- and the Ferry, 1900

Lovers' Walks about 1901

Boats For Hire, 1950s

An early spring picture of the river, the ferry and the pleasure boats. Not all the trees are in leaf on the hillside on the opposite bank from where the people are standing, perhaps waiting to hire one of the rowing boats. Or they may be one of the boatmen and his family.

A boat is tied up on the opposite river bank, something the boat people did to stop people from tampering with them when they were not in use. Later on boats were sometimes tied to the ferry rope and if the river was high the boatmen would take the boats into the middle and tie them to the rope[1].

The ferry itself is slightly upstream from the pleasure boats. At the time the rope was still made of hemp and was just tied to a tree though this was later replaced by wire.

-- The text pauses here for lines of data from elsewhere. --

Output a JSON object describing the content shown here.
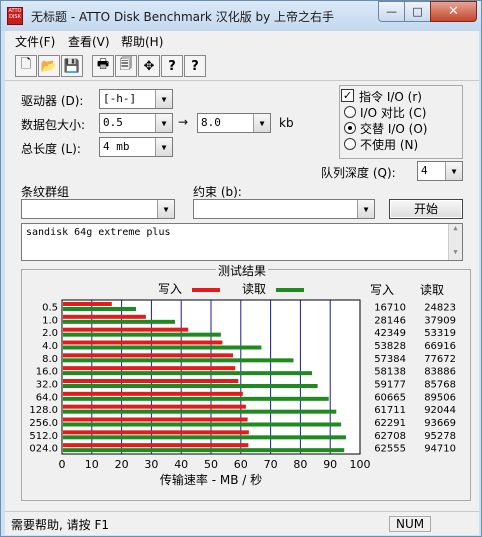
{
  "window": {
    "title": "无标题 - ATTO Disk Benchmark  汉化版 by 上帝之右手",
    "minimize": "—",
    "maximize": "□",
    "close": "✕",
    "icon_text": "ATTO DISK"
  },
  "menu": {
    "items": [
      "文件(F)",
      "查看(V)",
      "帮助(H)"
    ]
  },
  "toolbar": {
    "icons": [
      "new-file-icon",
      "open-folder-icon",
      "save-disk-icon",
      "print-icon",
      "print-preview-icon",
      "move-icon",
      "help-icon",
      "context-help-icon"
    ],
    "glyphs": [
      "🗋",
      "📂",
      "💾",
      "🖶",
      "🗐",
      "✥",
      "?",
      "?"
    ]
  },
  "settings": {
    "drive_label": "驱动器 (D):",
    "drive_value": "[-h-]",
    "transfer_label": "数据包大小:",
    "transfer_from": "0.5",
    "transfer_arrow": "→",
    "transfer_to": "8.0",
    "transfer_unit": "kb",
    "length_label": "总长度 (L):",
    "length_value": "4 mb",
    "direct_io_label": "指令 I/O (r)",
    "direct_io_checked": "✓",
    "io_compare_label": "I/O 对比 (C)",
    "overlapped_io_label": "交替 I/O (O)",
    "neither_label": "不使用 (N)",
    "queue_label": "队列深度 (Q):",
    "queue_value": "4",
    "stripe_label": "条纹群组",
    "constraint_label": "约束 (b):",
    "start_button": "开始",
    "description": "sandisk 64g extreme plus"
  },
  "results": {
    "title": "测试结果",
    "write_label": "写入",
    "read_label": "读取",
    "write_col": "写入",
    "read_col": "读取",
    "write_color": "#e41b1b",
    "read_color": "#1f8a1f",
    "axis_title": "传输速率 - MB / 秒"
  },
  "chart_data": {
    "type": "bar",
    "orientation": "horizontal",
    "categories": [
      "0.5",
      "1.0",
      "2.0",
      "4.0",
      "8.0",
      "16.0",
      "32.0",
      "64.0",
      "128.0",
      "256.0",
      "512.0",
      "024.0"
    ],
    "series": [
      {
        "name": "写入",
        "values": [
          16710,
          28146,
          42349,
          53828,
          57384,
          58138,
          59177,
          60665,
          61711,
          62291,
          62708,
          62555
        ]
      },
      {
        "name": "读取",
        "values": [
          24823,
          37909,
          53319,
          66916,
          77672,
          83886,
          85768,
          89506,
          92044,
          93669,
          95278,
          94710
        ]
      }
    ],
    "xticks": [
      "0",
      "10",
      "20",
      "30",
      "40",
      "50",
      "60",
      "70",
      "80",
      "90",
      "100"
    ],
    "xlim": [
      0,
      100
    ],
    "xlabel": "传输速率 - MB / 秒",
    "grid": true,
    "legend_position": "top"
  },
  "status": {
    "help": "需要帮助, 请按 F1",
    "num": "NUM"
  }
}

Over the years there have been several incidents involving the ferry and its rope. In 1872, for example, the Derby Mercury reported that "some persons visiting at Matlock Bank, and from whom better things might have been expected, have caused considerable annoyance to the proprietor of the Derwent Ferry by behaving in an unreasonable and violet manner, one of them foolishly cutting the ferry rope and causing other damage. This individual has to account for his conduct before the bench of magistrates at Matlock Bridge last Wednesday, who dealt with him, as will be seen by our report, much more leniently that he deserved[2]". At Matlock Bridge Petty Sessions on July 17 the culprit was named and fined:

" Captain Fitzroy, of Congleton, was summoned for doing malicious damage to a rope at Matlock Bath, on the 10th inst.-Mr. John King prosecuted.-The respondent, who did not put in an appearance, was fined 30s. and 13s. 6d. costs, or in default one month's imprisonment.-A telegram was received in the afternoon of the day of the hearing, asking for cost of the proceedings which would be remitted by P.O.O.[2]".

Many locals still remember the ferry being operated by "Admiral" Walter Bird, who lived at the Prince of Wales on Orchard Road. Arthur Gregory, who lived at the lodge at the bottom of the Heights, also operated it[1]. One local man recalls that shortly after the second war Mr. Bird, who was a small man, missed the rope and fell in the river, to the amazement of some American visitors who were in the ferry boat at the time[3].

Postcard, "The Ferry and River Derwent, Matlock Bath" is one of the Artistic Series, A.P. Co., 9 Bury Court, St. Mary Axe, London, E.C. No.1960. Chromotyped in Saxony.
Posted 14 July 1905 at Matlock Bridge to a Miss Duffield in Manchester from M.W. who was pleased recipient hadn't forgotten her old friends in Matlock Bath.
In the collection of, provided by and © Ann Andrews.
Information researched, written by and © Ann Andrews.
Intended for personal use only.


[1] With thanks to Ken Smith.

[2] "The Derby Mercury", Wednesday, July 24, 1872, Cutting the Ferry Rope.

[3] With thanks to Colin Goodwyn.